===== MATERIAL SHOWN

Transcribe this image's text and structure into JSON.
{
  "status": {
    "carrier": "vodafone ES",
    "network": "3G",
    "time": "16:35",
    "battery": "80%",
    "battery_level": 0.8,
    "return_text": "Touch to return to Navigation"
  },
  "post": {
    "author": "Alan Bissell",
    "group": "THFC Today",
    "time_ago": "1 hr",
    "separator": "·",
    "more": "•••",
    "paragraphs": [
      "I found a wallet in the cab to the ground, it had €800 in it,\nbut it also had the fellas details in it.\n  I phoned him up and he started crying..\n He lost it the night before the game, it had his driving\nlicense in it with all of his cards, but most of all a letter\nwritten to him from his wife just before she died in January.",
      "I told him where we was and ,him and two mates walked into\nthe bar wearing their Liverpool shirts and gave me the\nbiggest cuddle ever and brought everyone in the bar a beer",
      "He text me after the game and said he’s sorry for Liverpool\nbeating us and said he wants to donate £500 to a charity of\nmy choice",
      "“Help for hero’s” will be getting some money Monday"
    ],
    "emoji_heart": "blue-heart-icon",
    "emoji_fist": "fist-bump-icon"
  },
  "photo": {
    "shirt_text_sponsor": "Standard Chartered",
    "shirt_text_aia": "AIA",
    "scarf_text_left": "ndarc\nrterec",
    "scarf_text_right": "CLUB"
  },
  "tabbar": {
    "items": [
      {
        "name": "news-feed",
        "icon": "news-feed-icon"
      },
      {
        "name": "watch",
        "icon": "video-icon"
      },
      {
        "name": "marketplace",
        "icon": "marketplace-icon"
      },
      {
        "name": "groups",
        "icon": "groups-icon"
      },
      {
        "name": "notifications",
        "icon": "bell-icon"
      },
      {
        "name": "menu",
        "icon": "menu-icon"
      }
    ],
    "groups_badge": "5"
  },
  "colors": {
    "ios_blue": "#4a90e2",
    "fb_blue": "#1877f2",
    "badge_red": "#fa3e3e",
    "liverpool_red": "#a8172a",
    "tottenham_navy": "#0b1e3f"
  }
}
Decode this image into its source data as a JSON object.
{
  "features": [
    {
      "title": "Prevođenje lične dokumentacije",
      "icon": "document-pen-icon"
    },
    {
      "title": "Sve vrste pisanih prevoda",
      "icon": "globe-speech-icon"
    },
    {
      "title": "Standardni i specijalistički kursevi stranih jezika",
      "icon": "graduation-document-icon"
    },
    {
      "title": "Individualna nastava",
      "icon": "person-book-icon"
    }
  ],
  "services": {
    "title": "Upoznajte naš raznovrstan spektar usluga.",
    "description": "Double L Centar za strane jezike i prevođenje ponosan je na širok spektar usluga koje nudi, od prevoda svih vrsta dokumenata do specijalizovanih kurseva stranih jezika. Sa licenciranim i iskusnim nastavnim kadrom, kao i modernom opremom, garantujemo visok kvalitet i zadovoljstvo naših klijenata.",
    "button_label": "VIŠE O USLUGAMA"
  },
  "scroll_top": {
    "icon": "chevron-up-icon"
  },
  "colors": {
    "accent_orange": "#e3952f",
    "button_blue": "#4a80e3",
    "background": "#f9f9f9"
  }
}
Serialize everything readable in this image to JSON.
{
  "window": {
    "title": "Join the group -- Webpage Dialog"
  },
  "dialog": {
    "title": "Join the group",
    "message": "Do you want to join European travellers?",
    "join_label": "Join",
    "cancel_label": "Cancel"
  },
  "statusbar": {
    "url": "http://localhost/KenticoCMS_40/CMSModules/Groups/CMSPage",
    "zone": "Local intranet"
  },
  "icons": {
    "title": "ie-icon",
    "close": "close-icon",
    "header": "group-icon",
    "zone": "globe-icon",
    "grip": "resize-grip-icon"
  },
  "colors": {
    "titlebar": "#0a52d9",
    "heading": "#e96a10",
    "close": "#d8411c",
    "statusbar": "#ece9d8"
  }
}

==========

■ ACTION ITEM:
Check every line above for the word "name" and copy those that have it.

■ SOLUTION:
        "name": "news-feed",
        "name": "watch",
        "name": "marketplace",
        "name": "groups",
        "name": "notifications",
        "name": "menu",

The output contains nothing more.